50 years ago this week the second manned mission to the Moon had commenced with Commander Charles “Pete” Conrad, Command Module Pilot (CMP) Richard F. Gordon and Lunar Module Pilot (LMP) Alan L. Bean aboard the lunar module.
During the launch, lightning struck the Saturn V rocket, resulting in the launch controllers to lose telemetry contact twice.

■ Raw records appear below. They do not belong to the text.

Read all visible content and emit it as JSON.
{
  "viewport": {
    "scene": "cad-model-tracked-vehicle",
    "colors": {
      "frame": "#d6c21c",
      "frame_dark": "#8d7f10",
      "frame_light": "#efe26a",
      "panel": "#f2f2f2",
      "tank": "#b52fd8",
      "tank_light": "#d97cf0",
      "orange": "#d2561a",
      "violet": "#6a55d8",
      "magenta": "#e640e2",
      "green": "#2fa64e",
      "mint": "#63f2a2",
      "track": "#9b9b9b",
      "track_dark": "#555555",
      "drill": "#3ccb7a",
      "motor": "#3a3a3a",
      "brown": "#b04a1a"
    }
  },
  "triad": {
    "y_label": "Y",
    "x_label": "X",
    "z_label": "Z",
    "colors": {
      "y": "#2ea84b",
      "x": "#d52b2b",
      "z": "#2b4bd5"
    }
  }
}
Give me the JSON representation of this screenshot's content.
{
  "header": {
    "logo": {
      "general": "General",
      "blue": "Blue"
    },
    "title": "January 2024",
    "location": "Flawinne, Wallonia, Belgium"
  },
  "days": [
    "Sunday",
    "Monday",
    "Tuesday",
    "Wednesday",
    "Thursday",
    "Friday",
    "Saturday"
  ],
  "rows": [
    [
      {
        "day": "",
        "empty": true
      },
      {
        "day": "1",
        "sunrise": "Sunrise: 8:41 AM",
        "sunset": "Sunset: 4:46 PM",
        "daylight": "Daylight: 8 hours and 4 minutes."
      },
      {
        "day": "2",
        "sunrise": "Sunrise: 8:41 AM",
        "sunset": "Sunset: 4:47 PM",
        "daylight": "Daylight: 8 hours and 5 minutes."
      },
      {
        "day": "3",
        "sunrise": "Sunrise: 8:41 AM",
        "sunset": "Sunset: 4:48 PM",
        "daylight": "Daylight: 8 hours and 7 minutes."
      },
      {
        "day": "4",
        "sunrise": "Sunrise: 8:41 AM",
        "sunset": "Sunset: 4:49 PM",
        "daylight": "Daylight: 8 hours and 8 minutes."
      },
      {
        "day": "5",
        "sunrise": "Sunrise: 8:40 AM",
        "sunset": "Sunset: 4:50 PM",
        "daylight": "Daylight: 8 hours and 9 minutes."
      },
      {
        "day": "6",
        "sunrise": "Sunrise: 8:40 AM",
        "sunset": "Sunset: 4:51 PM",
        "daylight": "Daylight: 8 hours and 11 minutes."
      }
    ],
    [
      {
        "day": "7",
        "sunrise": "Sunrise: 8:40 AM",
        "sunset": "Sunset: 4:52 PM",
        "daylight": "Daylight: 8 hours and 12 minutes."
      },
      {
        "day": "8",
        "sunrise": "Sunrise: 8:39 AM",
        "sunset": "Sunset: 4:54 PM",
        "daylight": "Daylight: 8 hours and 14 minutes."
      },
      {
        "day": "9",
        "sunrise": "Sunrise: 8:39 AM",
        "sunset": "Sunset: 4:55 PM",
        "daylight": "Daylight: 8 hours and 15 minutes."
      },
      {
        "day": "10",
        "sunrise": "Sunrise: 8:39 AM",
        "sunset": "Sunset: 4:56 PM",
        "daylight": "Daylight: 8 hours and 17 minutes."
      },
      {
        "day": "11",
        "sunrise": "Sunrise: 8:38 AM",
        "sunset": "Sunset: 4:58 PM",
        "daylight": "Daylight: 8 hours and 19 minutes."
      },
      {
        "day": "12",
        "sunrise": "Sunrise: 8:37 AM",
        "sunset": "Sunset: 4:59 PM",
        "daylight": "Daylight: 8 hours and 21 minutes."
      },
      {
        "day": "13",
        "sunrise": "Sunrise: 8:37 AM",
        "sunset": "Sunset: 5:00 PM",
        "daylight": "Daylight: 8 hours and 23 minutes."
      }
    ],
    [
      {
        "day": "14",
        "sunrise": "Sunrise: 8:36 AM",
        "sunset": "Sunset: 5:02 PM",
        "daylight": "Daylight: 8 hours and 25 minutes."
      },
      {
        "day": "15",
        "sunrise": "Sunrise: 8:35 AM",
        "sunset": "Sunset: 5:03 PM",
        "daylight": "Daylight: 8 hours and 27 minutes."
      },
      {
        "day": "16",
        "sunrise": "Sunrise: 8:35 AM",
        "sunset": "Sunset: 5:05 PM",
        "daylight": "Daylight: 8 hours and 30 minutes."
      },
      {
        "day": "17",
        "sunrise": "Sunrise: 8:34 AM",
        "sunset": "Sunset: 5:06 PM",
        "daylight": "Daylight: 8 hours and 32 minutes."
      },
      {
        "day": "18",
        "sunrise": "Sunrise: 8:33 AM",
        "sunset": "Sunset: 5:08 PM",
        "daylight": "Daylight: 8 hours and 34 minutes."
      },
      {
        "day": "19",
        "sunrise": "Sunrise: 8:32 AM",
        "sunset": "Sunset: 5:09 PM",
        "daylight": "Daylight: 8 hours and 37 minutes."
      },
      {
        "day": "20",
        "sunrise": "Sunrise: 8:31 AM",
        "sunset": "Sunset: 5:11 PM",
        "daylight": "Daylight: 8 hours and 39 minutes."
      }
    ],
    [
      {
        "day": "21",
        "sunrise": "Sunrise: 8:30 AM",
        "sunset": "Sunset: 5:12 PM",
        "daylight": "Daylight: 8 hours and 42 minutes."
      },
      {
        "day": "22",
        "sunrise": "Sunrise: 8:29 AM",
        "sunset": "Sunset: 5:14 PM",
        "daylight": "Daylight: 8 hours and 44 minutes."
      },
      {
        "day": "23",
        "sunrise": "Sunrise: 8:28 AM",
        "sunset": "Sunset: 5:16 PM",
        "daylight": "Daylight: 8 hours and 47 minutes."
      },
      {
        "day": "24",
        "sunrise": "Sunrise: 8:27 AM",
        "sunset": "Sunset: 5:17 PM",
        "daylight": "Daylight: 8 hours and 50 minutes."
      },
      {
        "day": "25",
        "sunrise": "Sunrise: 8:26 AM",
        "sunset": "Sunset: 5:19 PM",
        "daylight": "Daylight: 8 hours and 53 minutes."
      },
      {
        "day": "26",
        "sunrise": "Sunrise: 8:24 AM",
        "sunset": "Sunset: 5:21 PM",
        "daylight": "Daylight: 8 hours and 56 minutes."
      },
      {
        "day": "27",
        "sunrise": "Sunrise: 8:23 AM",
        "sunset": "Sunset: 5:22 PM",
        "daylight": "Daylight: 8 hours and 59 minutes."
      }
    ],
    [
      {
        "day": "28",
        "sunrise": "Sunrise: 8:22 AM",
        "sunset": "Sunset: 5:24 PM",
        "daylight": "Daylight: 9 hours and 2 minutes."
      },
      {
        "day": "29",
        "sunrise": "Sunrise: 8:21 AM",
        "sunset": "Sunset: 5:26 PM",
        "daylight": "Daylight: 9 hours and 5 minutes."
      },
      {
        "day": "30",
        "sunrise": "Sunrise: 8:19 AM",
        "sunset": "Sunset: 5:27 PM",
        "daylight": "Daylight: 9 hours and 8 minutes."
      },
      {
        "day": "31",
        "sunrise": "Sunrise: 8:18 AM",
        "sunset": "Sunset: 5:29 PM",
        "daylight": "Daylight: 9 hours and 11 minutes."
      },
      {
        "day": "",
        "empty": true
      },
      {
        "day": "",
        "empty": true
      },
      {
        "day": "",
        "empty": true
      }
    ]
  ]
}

Astonishingly, the lightning did not harm the MIT-designed guidance systems.
Some of the mission’s objectives where:
- Extensive series of lunar exploration tasks by the lunar module crew
- Deployment of the Apollo Lunar Surface Experiments Package

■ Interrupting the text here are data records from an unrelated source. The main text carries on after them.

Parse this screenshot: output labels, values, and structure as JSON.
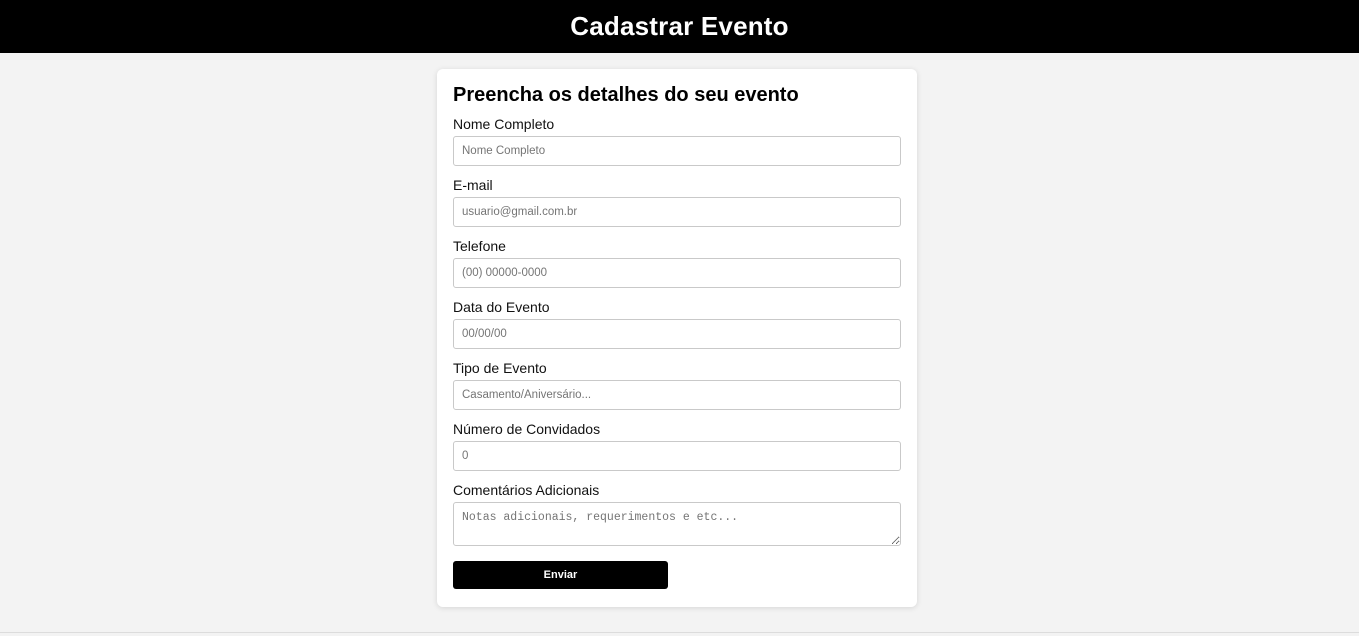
{
  "header": {
    "title": "Cadastrar Evento"
  },
  "form": {
    "heading": "Preencha os detalhes do seu evento",
    "fields": [
      {
        "label": "Nome Completo",
        "placeholder": "Nome Completo",
        "value": ""
      },
      {
        "label": "E-mail",
        "placeholder": "usuario@gmail.com.br",
        "value": ""
      },
      {
        "label": "Telefone",
        "placeholder": "(00) 00000-0000",
        "value": ""
      },
      {
        "label": "Data do Evento",
        "placeholder": "00/00/00",
        "value": ""
      },
      {
        "label": "Tipo de Evento",
        "placeholder": "Casamento/Aniversário...",
        "value": ""
      },
      {
        "label": "Número de Convidados",
        "placeholder": "0",
        "value": ""
      }
    ],
    "comments": {
      "label": "Comentários Adicionais",
      "placeholder": "Notas adicionais, requerimentos e etc...",
      "value": ""
    },
    "submit_label": "Enviar"
  },
  "colors": {
    "header_bg": "#000000",
    "page_bg": "#f3f3f3",
    "button_bg": "#000000"
  }
}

- Selenological inspection
- Surveys and samplings in landing areas
- Development of techniques for precision-landing capabilities
- Further evaluations of the human capability to work in the lunar environment for a prolonged period of time

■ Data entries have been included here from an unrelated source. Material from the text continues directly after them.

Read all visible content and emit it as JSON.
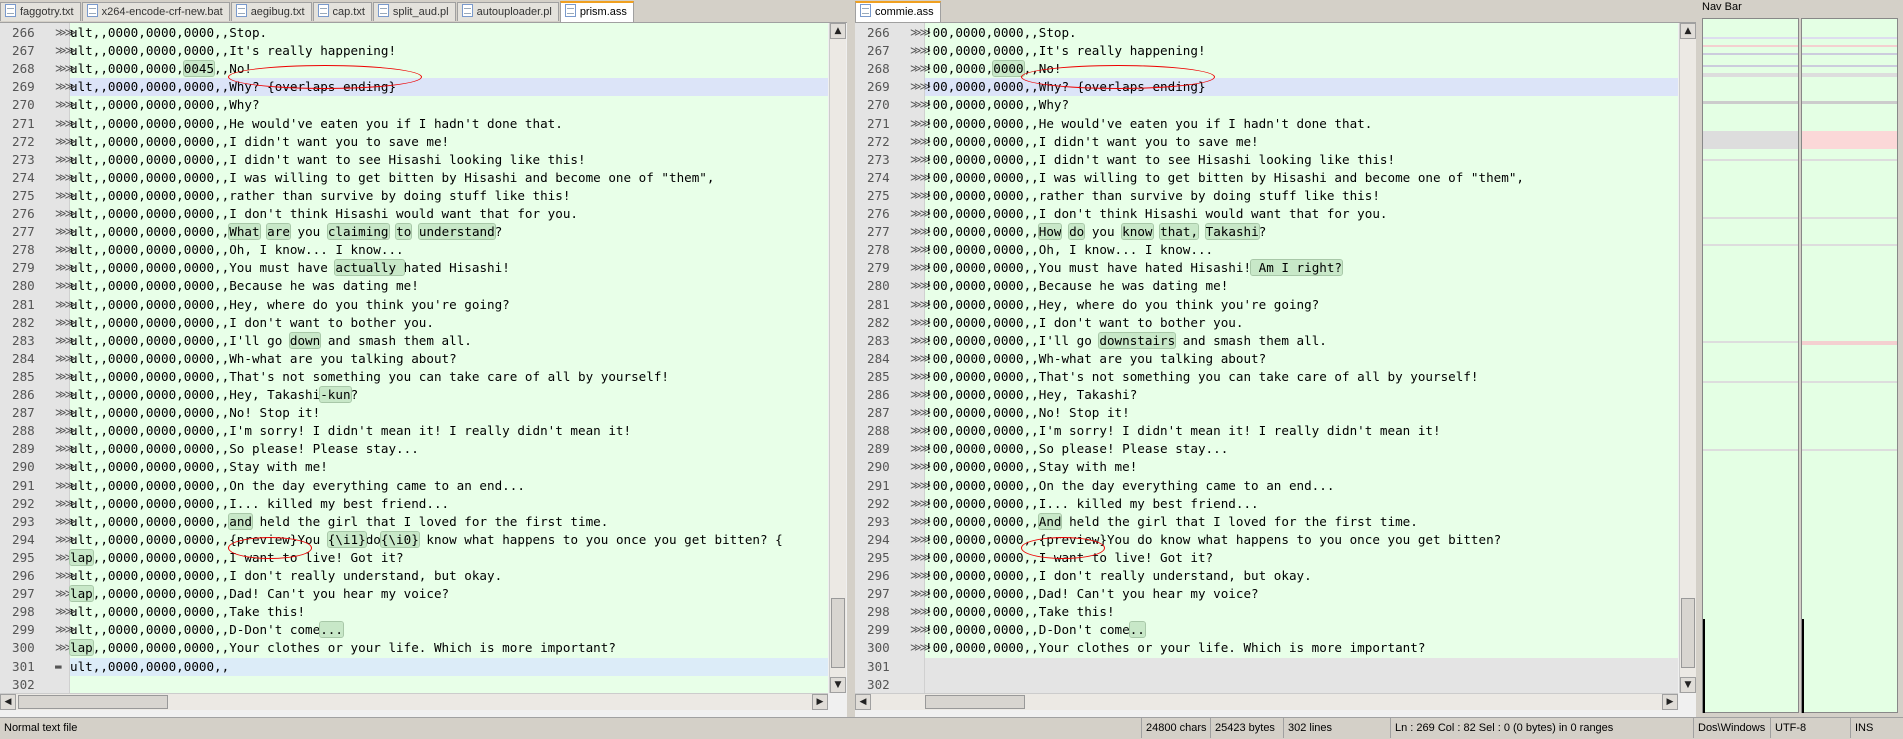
{
  "left_tabs": [
    {
      "label": "faggotry.txt",
      "active": false
    },
    {
      "label": "x264-encode-crf-new.bat",
      "active": false
    },
    {
      "label": "aegibug.txt",
      "active": false
    },
    {
      "label": "cap.txt",
      "active": false
    },
    {
      "label": "split_aud.pl",
      "active": false
    },
    {
      "label": "autouploader.pl",
      "active": false
    },
    {
      "label": "prism.ass",
      "active": true
    }
  ],
  "right_tabs": [
    {
      "label": "commie.ass",
      "active": true
    }
  ],
  "wrap_marker": "≫≫",
  "current_line_marker": "▬",
  "left_lines": [
    {
      "n": "266",
      "t": "ult,,0000,0000,0000,,Stop."
    },
    {
      "n": "267",
      "t": "ult,,0000,0000,0000,,It's really happening!"
    },
    {
      "n": "268",
      "t": "ult,,0000,0000,0045,,No!"
    },
    {
      "n": "269",
      "t": "ult,,0000,0000,0000,,Why? {overlaps ending}"
    },
    {
      "n": "270",
      "t": "ult,,0000,0000,0000,,Why?"
    },
    {
      "n": "271",
      "t": "ult,,0000,0000,0000,,He would've eaten you if I hadn't done that."
    },
    {
      "n": "272",
      "t": "ult,,0000,0000,0000,,I didn't want you to save me!"
    },
    {
      "n": "273",
      "t": "ult,,0000,0000,0000,,I didn't want to see Hisashi looking like this!"
    },
    {
      "n": "274",
      "t": "ult,,0000,0000,0000,,I was willing to get bitten by Hisashi and become one of \"them\","
    },
    {
      "n": "275",
      "t": "ult,,0000,0000,0000,,rather than survive by doing stuff like this!"
    },
    {
      "n": "276",
      "t": "ult,,0000,0000,0000,,I don't think Hisashi would want that for you."
    },
    {
      "n": "277",
      "t": "ult,,0000,0000,0000,,What are you claiming to understand?"
    },
    {
      "n": "278",
      "t": "ult,,0000,0000,0000,,Oh, I know... I know..."
    },
    {
      "n": "279",
      "t": "ult,,0000,0000,0000,,You must have actually hated Hisashi!"
    },
    {
      "n": "280",
      "t": "ult,,0000,0000,0000,,Because he was dating me!"
    },
    {
      "n": "281",
      "t": "ult,,0000,0000,0000,,Hey, where do you think you're going?"
    },
    {
      "n": "282",
      "t": "ult,,0000,0000,0000,,I don't want to bother you."
    },
    {
      "n": "283",
      "t": "ult,,0000,0000,0000,,I'll go down and smash them all."
    },
    {
      "n": "284",
      "t": "ult,,0000,0000,0000,,Wh-what are you talking about?"
    },
    {
      "n": "285",
      "t": "ult,,0000,0000,0000,,That's not something you can take care of all by yourself!"
    },
    {
      "n": "286",
      "t": "ult,,0000,0000,0000,,Hey, Takashi-kun?"
    },
    {
      "n": "287",
      "t": "ult,,0000,0000,0000,,No! Stop it!"
    },
    {
      "n": "288",
      "t": "ult,,0000,0000,0000,,I'm sorry! I didn't mean it! I really didn't mean it!"
    },
    {
      "n": "289",
      "t": "ult,,0000,0000,0000,,So please! Please stay..."
    },
    {
      "n": "290",
      "t": "ult,,0000,0000,0000,,Stay with me!"
    },
    {
      "n": "291",
      "t": "ult,,0000,0000,0000,,On the day everything came to an end..."
    },
    {
      "n": "292",
      "t": "ult,,0000,0000,0000,,I... killed my best friend..."
    },
    {
      "n": "293",
      "t": "ult,,0000,0000,0000,,and held the girl that I loved for the first time."
    },
    {
      "n": "294",
      "t": "ult,,0000,0000,0000,,{preview}You {\\i1}do{\\i0} know what happens to you once you get bitten? {"
    },
    {
      "n": "295",
      "t": "lap,,0000,0000,0000,,I want to live! Got it?"
    },
    {
      "n": "296",
      "t": "ult,,0000,0000,0000,,I don't really understand, but okay."
    },
    {
      "n": "297",
      "t": "lap,,0000,0000,0000,,Dad! Can't you hear my voice?"
    },
    {
      "n": "298",
      "t": "ult,,0000,0000,0000,,Take this!"
    },
    {
      "n": "299",
      "t": "ult,,0000,0000,0000,,D-Don't come..."
    },
    {
      "n": "300",
      "t": "lap,,0000,0000,0000,,Your clothes or your life. Which is more important?"
    },
    {
      "n": "301",
      "t": "ult,,0000,0000,0000,,"
    },
    {
      "n": "302",
      "t": ""
    }
  ],
  "right_lines": [
    {
      "n": "266",
      "t": "!00,0000,0000,,Stop."
    },
    {
      "n": "267",
      "t": "!00,0000,0000,,It's really happening!"
    },
    {
      "n": "268",
      "t": "!00,0000,0000,,No!"
    },
    {
      "n": "269",
      "t": "!00,0000,0000,,Why? {overlaps ending}"
    },
    {
      "n": "270",
      "t": "!00,0000,0000,,Why?"
    },
    {
      "n": "271",
      "t": "!00,0000,0000,,He would've eaten you if I hadn't done that."
    },
    {
      "n": "272",
      "t": "!00,0000,0000,,I didn't want you to save me!"
    },
    {
      "n": "273",
      "t": "!00,0000,0000,,I didn't want to see Hisashi looking like this!"
    },
    {
      "n": "274",
      "t": "!00,0000,0000,,I was willing to get bitten by Hisashi and become one of \"them\","
    },
    {
      "n": "275",
      "t": "!00,0000,0000,,rather than survive by doing stuff like this!"
    },
    {
      "n": "276",
      "t": "!00,0000,0000,,I don't think Hisashi would want that for you."
    },
    {
      "n": "277",
      "t": "!00,0000,0000,,How do you know that, Takashi?"
    },
    {
      "n": "278",
      "t": "!00,0000,0000,,Oh, I know... I know..."
    },
    {
      "n": "279",
      "t": "!00,0000,0000,,You must have hated Hisashi! Am I right?"
    },
    {
      "n": "280",
      "t": "!00,0000,0000,,Because he was dating me!"
    },
    {
      "n": "281",
      "t": "!00,0000,0000,,Hey, where do you think you're going?"
    },
    {
      "n": "282",
      "t": "!00,0000,0000,,I don't want to bother you."
    },
    {
      "n": "283",
      "t": "!00,0000,0000,,I'll go downstairs and smash them all."
    },
    {
      "n": "284",
      "t": "!00,0000,0000,,Wh-what are you talking about?"
    },
    {
      "n": "285",
      "t": "!00,0000,0000,,That's not something you can take care of all by yourself!"
    },
    {
      "n": "286",
      "t": "!00,0000,0000,,Hey, Takashi?"
    },
    {
      "n": "287",
      "t": "!00,0000,0000,,No! Stop it!"
    },
    {
      "n": "288",
      "t": "!00,0000,0000,,I'm sorry! I didn't mean it! I really didn't mean it!"
    },
    {
      "n": "289",
      "t": "!00,0000,0000,,So please! Please stay..."
    },
    {
      "n": "290",
      "t": "!00,0000,0000,,Stay with me!"
    },
    {
      "n": "291",
      "t": "!00,0000,0000,,On the day everything came to an end..."
    },
    {
      "n": "292",
      "t": "!00,0000,0000,,I... killed my best friend..."
    },
    {
      "n": "293",
      "t": "!00,0000,0000,,And held the girl that I loved for the first time."
    },
    {
      "n": "294",
      "t": "!00,0000,0000,,{preview}You do know what happens to you once you get bitten?"
    },
    {
      "n": "295",
      "t": "!00,0000,0000,,I want to live! Got it?"
    },
    {
      "n": "296",
      "t": "!00,0000,0000,,I don't really understand, but okay."
    },
    {
      "n": "297",
      "t": "!00,0000,0000,,Dad! Can't you hear my voice?"
    },
    {
      "n": "298",
      "t": "!00,0000,0000,,Take this!"
    },
    {
      "n": "299",
      "t": "!00,0000,0000,,D-Don't come.."
    },
    {
      "n": "300",
      "t": "!00,0000,0000,,Your clothes or your life. Which is more important?"
    },
    {
      "n": "301",
      "t": ""
    },
    {
      "n": "302",
      "t": ""
    }
  ],
  "nav_bar": {
    "title": "Nav Bar"
  },
  "status": {
    "file_type": "Normal text file",
    "chars": "24800 chars",
    "bytes": "25423 bytes",
    "lines": "302 lines",
    "position": "Ln : 269    Col : 82    Sel : 0 (0 bytes) in 0 ranges",
    "eol": "Dos\\Windows",
    "encoding": "UTF-8",
    "mode": "INS"
  },
  "colors": {
    "editor_bg": "#e8ffe8",
    "diff_highlight": "#c8e8c8",
    "current_line": "#dce4f8",
    "annotation": "#e00000",
    "active_tab_accent": "#f0a020"
  }
}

- Deployment and retrieval of other scientific experiments
- Photography of candidate exploration sites for future missions
That was a lot to accomplish in a mission that took 4 days to arrive on the moon after launching on November 14, 1969, and only staying there for a total of 31.6 hours before returning back to Earth on November 24, 1969. Landing on the moon November 19 in the Ocean of Storms, it had touched down approximately 950 miles west of where Apollo 11 had landed.
The astronauts also were to retrieve portions of the Surveyor III spacecraft, which had soft-landed on the moon April 20, 1967, a short distance from the selected landing site of Apollo 12. They collected parts of this lander and brought them back. This included a TV camera, electrical cables, a sample scoop and pieces of aluminum tubing. Some of the pieces chosen for the collection were picked to test and see if any life from Earth that hitchhiked on the spacecraft survived their time on the lunar surface. They also analyzed them to determine how they were affected in the 31 months they were in the lunar environment.
This is the official crew insignia for Apollo 12, the United States’ second lunar landing mission. The clipper ship signifies that the crew is all Navy and symbolically relates the era of the clipper ship to the era of space flight. As the clipper ship brought foreign shores closer to the United States and marked the increased utilization of the seas by this nation, spacecraft have opened the way to the other planets and Apollo 12 marks the increased utilization of space-based on knowledge gained in earlier missions. The portion of the moon shown is representative of the Ocean of Storms area in which Apollo 12 will land.
Watch the first moonwalk of Apollo 12.